> Requirement: Please copy every line of the data in which the string "value" appears.

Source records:
------------------------------------------------

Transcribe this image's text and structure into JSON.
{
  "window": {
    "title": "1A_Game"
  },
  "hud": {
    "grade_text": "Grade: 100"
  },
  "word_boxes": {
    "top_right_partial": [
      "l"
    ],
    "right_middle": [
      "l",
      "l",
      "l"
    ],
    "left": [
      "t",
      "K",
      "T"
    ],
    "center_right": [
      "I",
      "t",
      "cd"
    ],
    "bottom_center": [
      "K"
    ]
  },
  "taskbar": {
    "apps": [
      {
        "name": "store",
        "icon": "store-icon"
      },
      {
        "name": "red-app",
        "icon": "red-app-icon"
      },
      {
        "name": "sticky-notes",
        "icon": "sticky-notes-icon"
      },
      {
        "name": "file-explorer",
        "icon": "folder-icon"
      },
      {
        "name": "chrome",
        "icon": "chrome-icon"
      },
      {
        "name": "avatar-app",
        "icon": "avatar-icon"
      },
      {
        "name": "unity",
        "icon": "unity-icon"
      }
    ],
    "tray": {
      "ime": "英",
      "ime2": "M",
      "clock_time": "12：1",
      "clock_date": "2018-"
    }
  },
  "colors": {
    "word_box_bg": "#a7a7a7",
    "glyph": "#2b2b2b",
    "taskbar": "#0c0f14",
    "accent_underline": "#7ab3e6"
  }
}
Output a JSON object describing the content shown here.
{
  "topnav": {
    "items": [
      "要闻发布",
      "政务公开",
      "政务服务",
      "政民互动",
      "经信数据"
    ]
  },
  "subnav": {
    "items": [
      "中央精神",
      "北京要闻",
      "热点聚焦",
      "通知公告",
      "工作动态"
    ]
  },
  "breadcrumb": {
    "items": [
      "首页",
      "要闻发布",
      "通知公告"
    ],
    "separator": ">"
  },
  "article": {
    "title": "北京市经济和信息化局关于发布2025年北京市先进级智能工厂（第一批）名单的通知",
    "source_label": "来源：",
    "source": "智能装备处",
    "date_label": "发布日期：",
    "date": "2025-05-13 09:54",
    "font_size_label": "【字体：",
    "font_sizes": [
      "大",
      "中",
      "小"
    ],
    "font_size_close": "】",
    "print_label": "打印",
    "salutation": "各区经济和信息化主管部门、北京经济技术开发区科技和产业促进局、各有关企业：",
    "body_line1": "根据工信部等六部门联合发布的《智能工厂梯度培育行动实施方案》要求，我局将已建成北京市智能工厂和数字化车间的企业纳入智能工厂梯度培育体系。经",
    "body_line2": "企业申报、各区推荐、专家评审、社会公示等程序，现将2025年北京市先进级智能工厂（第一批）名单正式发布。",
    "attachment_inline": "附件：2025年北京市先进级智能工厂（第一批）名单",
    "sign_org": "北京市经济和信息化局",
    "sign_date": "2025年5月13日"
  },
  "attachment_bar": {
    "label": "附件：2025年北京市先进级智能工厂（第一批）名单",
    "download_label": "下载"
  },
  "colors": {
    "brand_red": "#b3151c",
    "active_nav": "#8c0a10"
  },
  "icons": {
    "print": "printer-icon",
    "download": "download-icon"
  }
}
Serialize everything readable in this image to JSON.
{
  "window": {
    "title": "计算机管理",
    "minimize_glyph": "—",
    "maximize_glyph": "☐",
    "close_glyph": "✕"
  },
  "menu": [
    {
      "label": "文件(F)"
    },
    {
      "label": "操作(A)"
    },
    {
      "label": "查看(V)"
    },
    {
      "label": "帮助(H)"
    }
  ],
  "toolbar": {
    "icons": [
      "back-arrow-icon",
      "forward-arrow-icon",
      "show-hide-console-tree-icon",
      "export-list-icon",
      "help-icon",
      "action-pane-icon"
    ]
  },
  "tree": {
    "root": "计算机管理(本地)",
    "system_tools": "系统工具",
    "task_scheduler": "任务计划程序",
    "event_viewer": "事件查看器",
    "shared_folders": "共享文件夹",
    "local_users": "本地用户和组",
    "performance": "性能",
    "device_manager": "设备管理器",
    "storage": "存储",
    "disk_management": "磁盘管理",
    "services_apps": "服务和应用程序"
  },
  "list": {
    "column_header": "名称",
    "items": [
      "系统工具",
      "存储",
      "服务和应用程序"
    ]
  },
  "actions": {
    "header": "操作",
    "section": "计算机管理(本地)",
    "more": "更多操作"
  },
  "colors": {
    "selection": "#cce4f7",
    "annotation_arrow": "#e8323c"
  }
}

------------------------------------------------

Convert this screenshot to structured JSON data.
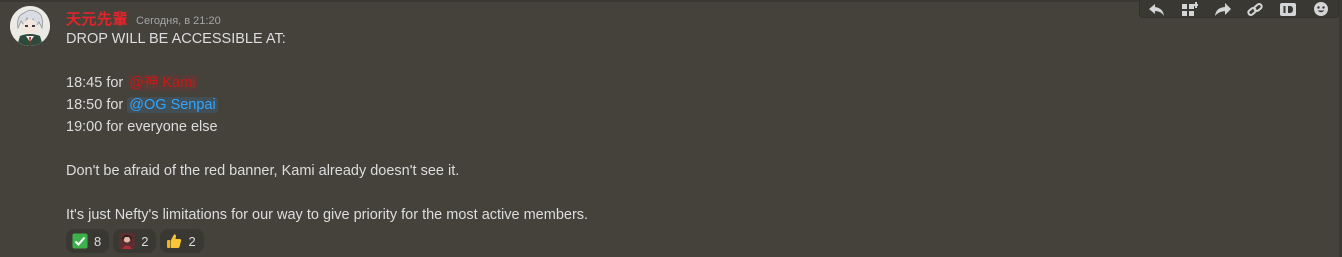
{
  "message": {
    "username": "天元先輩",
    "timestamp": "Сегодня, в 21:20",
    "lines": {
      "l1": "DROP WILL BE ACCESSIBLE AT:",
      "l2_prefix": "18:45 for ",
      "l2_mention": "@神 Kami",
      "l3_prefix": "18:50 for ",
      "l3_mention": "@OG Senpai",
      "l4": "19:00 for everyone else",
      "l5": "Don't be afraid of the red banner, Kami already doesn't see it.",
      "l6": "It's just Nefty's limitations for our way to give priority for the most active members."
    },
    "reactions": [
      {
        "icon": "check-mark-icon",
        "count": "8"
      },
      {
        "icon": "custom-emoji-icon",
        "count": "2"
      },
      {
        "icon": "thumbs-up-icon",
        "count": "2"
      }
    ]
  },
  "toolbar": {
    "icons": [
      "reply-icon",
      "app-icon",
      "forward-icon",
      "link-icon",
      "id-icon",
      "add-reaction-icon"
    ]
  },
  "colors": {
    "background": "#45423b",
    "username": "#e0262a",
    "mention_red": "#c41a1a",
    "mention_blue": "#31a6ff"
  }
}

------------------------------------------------

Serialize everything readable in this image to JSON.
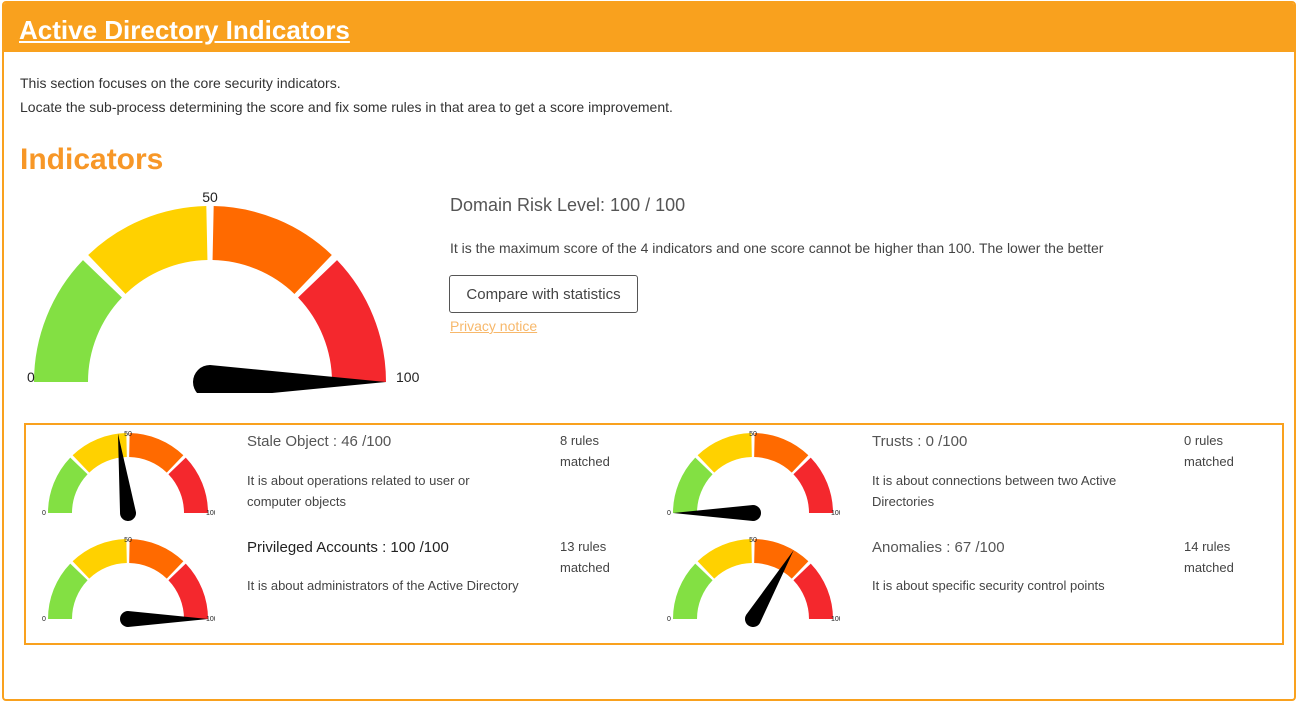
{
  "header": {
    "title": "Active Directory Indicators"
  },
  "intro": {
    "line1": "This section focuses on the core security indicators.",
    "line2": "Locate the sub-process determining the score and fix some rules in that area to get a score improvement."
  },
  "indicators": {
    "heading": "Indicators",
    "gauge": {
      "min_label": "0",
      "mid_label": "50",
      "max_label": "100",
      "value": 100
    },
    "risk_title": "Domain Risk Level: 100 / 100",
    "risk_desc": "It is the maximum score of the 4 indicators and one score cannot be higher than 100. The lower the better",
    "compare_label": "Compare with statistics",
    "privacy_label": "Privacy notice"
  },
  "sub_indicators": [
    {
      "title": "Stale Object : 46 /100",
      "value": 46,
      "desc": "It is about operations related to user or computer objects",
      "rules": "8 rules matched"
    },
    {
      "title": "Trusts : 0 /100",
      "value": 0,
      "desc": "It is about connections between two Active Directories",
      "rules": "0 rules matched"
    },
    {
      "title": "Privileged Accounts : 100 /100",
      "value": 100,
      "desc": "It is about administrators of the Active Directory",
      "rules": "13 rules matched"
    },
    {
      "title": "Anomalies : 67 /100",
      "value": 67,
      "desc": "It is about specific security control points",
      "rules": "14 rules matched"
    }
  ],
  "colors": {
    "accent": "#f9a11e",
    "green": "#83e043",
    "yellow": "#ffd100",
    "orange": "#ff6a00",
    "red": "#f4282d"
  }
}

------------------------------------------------

> Written answer:
      "value": 100
      "value": 46,
      "value": 0,
      "value": 100,
      "value": 67,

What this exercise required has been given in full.